Thursday September 29, 2005
Japan, ASEAN trade ministers fail to break impasse in FTA talks
(Kyodo) — Japan and the Association of Southeast Asian Nations failed to narrow their differences on launching free trade negotiations between the two sides during a ministerial meeting on Thursday.
Trade ministers from the 10-member ASEAN urged Japan to soften its position that their free trade negotiations should only be launched after Tokyo has wrapped up bilateral FTA deals with individual ASEAN countries, officials said after the meeting. "Nobody shifted position," ASEAN Secretary General Ong Keng Yong said after the meeting, which was held on the sidelines of an annual gathering of ASEAN economic ministers. "Basically they have not agreed to anything and we also have not agreed on anything."
ASEAN officials said Japanese deputy trade minister Hachiro Okonogi, who is attending the meeting on behalf of Japanese Trade Minister Shoichi Nakagawa, is expected to convey ASEAN’s request back to Tokyo. "We intend on our part to pursue both regional and bilateral negotiations," Okonogi told a news conference.
But he added: "It doesn’t mean we have changed our position. Through the meeting today we have been able to realize once again the importance of regional negotiations but it continues to be our understanding that bilateral negotiations are also important."
ASEAN countries are exasperated at the slow pace of preliminary free trade talks with Japan, which have been bogged down by their differences on rules of origin and by Japan’s insistence to take the bilateral approach, which they say is expected to cause complications.
Japan has inked a bilateral FTA with Singapore, and has nearly concluded bilateral FTA deals with Malaysia, the Philippines and Thailand. It started negotiations for a deal with Indonesia earlier this year.
ASEAN officials said Japan plans to negotiate one single FTA deal with the rest of ASEAN’s 10 member countries, namely Brunei, Cambodia, Laos, Myanmar and Vietnam. It plans to string all these FTAs together into one FTA deal with the grouping as a whole.
Several months ago the group wrote a letter to Nakagawa to express its concern at the slow pace of free trade talks, ASEAN officials said.
The group is under pressure to show that some headway has been achieved when ASEAN leaders meet for an annual summit in Kuala Lumpur in December.
Japan, which has agreed with ASEAN to achieve full trade liberalization by 2012, has been lagging behind China and South Korea.
China and ASEAN have already concluded negotiations to liberalize trade in goods and have started to implement cuts in import tariffs since July this year with the end goal of 2010 for full liberalization.

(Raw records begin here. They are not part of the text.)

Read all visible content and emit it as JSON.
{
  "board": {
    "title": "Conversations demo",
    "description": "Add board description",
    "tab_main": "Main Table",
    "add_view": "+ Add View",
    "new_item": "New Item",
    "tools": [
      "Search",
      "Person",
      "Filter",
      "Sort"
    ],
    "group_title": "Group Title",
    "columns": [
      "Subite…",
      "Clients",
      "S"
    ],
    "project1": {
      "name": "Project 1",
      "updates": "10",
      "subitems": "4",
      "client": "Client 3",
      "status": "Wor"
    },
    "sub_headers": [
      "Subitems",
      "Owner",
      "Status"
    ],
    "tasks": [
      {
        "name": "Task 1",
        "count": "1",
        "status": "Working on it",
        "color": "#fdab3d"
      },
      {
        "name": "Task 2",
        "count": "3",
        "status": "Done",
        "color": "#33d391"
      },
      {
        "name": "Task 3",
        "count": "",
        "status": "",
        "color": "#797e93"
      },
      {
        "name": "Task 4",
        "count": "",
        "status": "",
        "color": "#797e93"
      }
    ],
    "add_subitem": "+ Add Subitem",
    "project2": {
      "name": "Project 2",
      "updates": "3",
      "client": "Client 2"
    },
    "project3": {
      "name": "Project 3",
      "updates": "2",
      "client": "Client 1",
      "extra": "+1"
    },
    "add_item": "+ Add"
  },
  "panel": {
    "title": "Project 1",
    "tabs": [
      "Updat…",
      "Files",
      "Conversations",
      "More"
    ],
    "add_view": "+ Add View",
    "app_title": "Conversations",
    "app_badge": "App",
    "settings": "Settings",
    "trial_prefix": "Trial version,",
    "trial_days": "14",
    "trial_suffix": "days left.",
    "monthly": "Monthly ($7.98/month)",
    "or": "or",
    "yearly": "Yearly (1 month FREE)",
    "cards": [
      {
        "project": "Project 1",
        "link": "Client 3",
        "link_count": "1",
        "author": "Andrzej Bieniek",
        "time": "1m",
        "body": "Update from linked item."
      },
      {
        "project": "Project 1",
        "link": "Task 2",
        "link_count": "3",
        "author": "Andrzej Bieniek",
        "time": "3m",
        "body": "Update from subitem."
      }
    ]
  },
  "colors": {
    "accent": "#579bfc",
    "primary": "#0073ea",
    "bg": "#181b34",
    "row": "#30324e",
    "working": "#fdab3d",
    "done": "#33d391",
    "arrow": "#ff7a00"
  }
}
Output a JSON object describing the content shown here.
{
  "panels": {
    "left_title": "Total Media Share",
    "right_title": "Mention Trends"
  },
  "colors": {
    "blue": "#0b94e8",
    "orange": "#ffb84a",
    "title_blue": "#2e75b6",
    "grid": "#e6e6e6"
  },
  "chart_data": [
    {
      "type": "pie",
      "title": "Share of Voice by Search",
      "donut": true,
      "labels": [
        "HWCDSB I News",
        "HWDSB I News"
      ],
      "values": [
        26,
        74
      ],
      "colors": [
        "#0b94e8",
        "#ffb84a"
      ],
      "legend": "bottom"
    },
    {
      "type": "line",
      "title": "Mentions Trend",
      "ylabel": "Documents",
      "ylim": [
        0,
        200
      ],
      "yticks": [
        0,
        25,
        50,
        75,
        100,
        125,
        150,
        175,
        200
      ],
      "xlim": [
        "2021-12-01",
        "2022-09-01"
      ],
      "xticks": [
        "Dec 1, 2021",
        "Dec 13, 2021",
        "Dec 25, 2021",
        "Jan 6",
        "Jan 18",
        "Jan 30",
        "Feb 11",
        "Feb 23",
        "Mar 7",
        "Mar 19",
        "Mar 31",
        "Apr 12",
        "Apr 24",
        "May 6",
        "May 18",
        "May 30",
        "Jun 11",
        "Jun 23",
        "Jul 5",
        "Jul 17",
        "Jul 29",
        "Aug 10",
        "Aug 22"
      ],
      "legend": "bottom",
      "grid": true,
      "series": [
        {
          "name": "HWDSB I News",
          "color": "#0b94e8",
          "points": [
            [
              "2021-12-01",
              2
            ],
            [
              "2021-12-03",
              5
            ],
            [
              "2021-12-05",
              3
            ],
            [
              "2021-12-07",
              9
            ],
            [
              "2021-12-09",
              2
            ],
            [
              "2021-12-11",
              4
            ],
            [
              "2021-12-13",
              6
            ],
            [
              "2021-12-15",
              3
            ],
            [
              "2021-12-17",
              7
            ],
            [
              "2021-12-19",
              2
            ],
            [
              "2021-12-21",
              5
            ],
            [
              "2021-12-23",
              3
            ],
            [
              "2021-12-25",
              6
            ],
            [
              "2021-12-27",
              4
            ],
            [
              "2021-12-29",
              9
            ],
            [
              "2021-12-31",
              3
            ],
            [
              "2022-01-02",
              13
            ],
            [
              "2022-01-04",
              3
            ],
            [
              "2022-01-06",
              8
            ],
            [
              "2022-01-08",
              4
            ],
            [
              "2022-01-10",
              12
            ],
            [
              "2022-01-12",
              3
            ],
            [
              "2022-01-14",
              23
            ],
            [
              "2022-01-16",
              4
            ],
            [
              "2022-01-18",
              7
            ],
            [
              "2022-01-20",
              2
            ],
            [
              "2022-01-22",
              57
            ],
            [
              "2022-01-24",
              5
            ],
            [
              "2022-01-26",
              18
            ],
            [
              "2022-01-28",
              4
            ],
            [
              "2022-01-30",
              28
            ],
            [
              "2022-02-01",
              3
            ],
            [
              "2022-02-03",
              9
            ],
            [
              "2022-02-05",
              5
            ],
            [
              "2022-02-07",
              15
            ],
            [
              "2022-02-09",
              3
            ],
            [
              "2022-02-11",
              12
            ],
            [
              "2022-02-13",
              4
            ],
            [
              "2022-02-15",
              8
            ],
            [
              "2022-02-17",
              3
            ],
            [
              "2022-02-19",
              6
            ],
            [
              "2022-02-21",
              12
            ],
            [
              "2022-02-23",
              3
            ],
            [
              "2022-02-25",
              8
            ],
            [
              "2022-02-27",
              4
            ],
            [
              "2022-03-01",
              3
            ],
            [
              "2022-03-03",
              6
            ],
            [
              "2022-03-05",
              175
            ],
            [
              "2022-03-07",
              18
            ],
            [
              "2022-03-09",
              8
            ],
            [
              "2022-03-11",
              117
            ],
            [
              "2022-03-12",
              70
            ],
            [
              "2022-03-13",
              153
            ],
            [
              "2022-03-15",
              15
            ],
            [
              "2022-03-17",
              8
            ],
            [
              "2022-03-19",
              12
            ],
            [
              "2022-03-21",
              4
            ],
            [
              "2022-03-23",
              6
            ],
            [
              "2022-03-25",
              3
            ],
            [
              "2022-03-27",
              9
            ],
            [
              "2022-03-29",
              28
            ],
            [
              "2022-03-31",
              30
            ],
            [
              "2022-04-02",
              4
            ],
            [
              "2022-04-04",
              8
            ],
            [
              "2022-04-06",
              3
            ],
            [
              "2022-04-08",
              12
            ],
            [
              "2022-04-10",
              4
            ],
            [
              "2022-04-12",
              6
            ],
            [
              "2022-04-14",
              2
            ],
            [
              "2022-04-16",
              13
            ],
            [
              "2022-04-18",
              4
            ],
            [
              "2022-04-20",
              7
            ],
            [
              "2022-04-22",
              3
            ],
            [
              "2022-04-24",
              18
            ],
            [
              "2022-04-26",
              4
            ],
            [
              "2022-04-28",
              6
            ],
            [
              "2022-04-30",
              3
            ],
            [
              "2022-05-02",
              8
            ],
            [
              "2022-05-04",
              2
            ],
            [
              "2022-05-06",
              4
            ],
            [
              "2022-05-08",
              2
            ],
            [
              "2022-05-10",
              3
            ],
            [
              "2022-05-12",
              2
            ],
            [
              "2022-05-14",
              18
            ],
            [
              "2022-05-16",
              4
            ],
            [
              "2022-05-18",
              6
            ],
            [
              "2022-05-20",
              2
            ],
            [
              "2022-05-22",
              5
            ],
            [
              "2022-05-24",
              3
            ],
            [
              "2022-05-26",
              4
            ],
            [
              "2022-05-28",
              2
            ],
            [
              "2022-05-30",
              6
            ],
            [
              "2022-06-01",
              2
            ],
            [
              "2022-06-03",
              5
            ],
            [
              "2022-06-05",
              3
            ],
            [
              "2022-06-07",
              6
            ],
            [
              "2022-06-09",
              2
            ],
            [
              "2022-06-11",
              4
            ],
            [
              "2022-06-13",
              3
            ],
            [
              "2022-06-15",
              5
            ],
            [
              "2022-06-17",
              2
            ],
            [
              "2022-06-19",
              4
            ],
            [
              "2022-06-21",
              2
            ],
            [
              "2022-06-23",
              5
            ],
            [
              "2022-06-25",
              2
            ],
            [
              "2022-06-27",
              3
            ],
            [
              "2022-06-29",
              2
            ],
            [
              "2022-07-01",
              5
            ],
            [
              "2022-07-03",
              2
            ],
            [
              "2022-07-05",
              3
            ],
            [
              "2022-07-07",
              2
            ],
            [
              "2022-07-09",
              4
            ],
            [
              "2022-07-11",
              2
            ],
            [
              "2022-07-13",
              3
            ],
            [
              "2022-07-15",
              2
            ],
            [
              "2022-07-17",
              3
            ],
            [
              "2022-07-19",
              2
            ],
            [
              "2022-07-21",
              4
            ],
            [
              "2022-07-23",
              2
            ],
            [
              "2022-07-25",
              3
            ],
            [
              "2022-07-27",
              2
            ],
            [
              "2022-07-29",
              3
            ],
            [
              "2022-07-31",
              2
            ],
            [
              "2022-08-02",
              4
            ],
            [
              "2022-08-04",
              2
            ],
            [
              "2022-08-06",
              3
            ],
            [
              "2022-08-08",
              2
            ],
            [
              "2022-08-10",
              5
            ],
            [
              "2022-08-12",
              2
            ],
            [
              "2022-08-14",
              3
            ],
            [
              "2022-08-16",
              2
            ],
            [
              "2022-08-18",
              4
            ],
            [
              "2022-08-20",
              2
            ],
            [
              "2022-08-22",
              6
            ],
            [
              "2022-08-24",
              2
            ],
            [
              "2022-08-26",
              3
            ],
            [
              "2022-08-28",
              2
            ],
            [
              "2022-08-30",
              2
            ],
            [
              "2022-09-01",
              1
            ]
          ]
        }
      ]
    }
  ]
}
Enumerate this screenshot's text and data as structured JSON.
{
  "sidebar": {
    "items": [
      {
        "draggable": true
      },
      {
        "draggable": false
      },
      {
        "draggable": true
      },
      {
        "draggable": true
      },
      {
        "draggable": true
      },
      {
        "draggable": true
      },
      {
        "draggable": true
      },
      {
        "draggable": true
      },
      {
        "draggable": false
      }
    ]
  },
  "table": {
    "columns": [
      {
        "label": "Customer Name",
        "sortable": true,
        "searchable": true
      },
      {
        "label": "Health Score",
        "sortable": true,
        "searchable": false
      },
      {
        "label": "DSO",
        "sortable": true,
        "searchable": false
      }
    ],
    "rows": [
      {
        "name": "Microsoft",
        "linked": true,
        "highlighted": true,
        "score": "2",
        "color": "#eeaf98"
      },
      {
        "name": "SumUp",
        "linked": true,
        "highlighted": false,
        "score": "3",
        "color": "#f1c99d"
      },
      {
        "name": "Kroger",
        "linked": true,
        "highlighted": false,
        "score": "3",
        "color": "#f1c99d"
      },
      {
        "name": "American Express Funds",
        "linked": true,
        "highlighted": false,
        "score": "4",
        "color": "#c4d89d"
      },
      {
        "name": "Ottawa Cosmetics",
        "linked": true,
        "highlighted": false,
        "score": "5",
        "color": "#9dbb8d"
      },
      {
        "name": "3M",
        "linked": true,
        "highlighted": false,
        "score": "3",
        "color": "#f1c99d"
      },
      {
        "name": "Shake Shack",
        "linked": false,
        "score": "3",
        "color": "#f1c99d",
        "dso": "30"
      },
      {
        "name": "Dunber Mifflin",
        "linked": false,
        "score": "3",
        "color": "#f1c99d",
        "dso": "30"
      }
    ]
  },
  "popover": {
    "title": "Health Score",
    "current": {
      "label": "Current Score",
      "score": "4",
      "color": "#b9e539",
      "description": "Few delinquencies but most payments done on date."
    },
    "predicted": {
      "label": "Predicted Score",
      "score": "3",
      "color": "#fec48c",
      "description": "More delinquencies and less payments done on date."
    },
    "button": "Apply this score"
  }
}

ASEAN and South Korea have agreed to achieve elimination of tariffs for 80 percent of products by 2009 and the rest at a yet undetermined date between 2010 and 2012.
"I hope we have convinced them that we should do it (bilateral and regional FTAs) concurrently," Ong said. "I don’t think the deadlock can be maintained for a long time."
Ong indicated that ASEAN is willing to show some flexibility on the issue of rules of origin.